* Exercise aim *
Out of the listing below, copy every line that carries the string "lowbound".
****************************************
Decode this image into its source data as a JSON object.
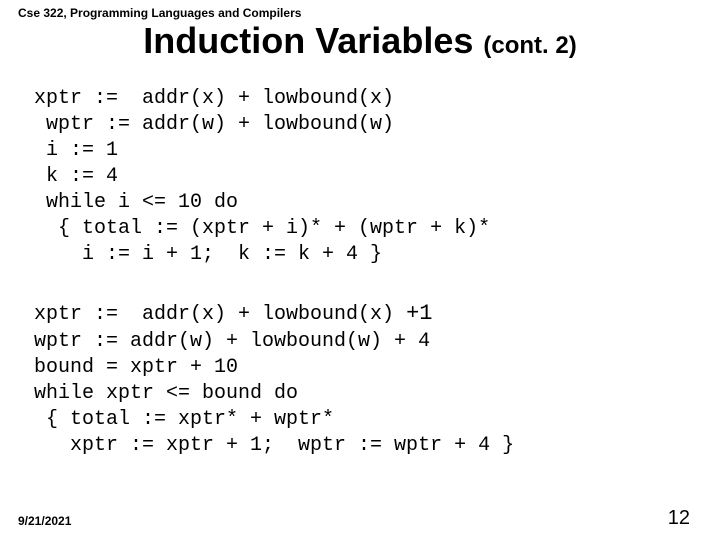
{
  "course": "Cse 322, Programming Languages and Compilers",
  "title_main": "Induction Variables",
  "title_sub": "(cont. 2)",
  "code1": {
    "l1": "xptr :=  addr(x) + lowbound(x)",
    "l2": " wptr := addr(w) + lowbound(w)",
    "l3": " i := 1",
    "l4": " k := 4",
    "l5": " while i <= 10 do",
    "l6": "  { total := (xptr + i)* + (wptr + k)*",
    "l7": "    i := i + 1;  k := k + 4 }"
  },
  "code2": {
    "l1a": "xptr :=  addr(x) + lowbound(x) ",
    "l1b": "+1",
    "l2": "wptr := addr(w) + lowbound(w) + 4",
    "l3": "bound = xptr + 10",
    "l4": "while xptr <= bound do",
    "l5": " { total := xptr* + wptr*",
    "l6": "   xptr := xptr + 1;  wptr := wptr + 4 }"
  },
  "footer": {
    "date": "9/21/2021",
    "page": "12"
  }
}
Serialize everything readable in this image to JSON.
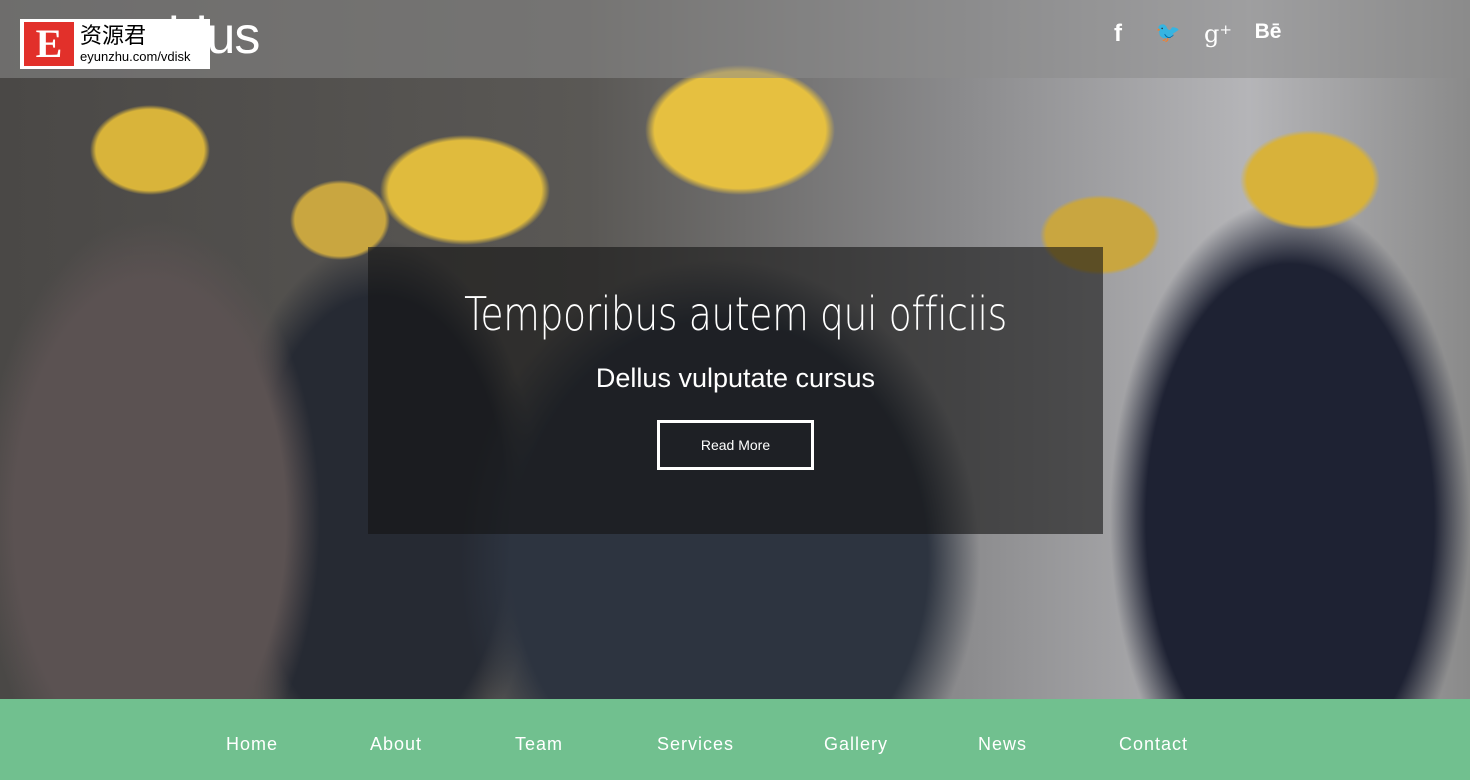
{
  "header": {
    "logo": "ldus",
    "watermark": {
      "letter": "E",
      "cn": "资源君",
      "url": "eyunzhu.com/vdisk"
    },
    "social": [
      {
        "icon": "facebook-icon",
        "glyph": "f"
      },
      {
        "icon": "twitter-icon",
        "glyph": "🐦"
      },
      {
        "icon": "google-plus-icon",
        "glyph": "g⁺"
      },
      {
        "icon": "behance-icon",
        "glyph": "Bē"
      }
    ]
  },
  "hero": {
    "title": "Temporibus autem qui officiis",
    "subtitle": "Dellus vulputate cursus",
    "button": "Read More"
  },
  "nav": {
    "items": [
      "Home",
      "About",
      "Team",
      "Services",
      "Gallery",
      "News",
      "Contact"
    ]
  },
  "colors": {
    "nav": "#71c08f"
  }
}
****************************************
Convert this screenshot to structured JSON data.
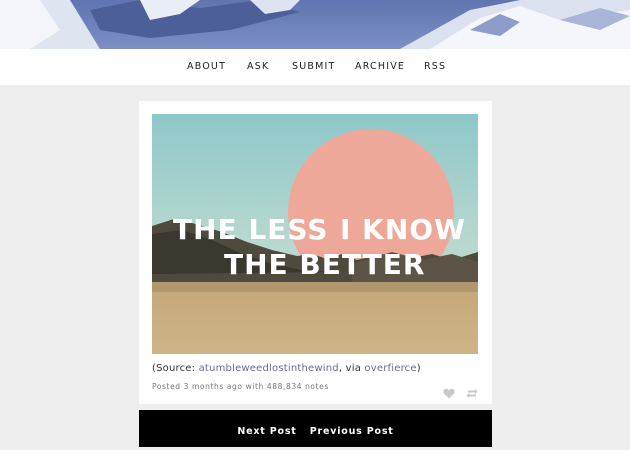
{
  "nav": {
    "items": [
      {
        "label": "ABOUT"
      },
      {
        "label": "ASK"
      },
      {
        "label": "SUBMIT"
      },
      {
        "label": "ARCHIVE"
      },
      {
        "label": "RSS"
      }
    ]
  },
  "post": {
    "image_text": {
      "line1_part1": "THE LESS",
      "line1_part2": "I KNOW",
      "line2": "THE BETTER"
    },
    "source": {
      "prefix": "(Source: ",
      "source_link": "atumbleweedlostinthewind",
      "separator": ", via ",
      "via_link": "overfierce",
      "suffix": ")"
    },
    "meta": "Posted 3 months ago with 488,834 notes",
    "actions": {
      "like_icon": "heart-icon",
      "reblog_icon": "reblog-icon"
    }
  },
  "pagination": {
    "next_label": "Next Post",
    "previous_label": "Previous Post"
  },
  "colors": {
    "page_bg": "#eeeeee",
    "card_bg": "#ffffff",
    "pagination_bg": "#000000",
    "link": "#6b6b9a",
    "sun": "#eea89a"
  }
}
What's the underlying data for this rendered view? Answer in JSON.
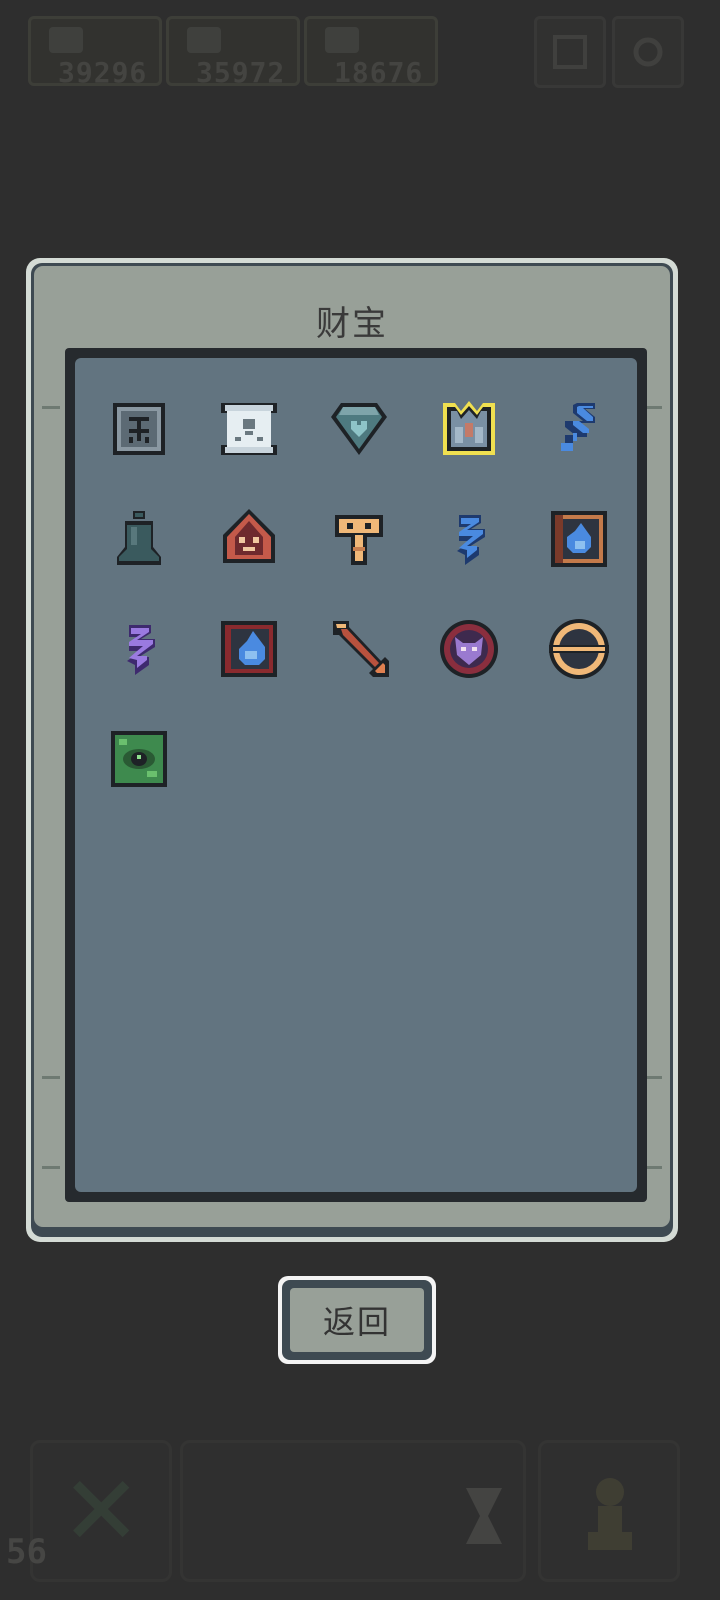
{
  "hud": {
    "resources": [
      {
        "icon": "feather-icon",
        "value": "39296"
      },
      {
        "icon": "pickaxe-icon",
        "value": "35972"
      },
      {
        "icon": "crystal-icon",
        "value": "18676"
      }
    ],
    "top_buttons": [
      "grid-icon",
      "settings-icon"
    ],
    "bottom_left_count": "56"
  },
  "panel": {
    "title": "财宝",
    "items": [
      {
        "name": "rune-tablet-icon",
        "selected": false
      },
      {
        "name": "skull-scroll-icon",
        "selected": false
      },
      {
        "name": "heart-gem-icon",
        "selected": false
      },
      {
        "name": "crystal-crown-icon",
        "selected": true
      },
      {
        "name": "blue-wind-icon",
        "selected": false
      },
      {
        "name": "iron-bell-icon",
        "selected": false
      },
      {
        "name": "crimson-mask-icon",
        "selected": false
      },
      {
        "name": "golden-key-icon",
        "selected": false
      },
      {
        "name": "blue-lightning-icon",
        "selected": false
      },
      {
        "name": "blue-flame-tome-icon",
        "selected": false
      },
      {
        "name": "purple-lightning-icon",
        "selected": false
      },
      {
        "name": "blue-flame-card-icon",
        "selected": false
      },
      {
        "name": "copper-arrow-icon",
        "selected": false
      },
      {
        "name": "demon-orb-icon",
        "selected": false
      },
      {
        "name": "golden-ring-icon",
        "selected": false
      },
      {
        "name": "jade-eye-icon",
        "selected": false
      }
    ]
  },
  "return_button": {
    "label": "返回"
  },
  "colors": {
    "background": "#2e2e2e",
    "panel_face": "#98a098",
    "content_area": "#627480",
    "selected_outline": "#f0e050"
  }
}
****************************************
* Exercise response *
    "l1": "xptr :=  addr(x) + lowbound(x)",
    "l2": " wptr := addr(w) + lowbound(w)",
    "l1a": "xptr :=  addr(x) + lowbound(x) ",
    "l2": "wptr := addr(w) + lowbound(w) + 4",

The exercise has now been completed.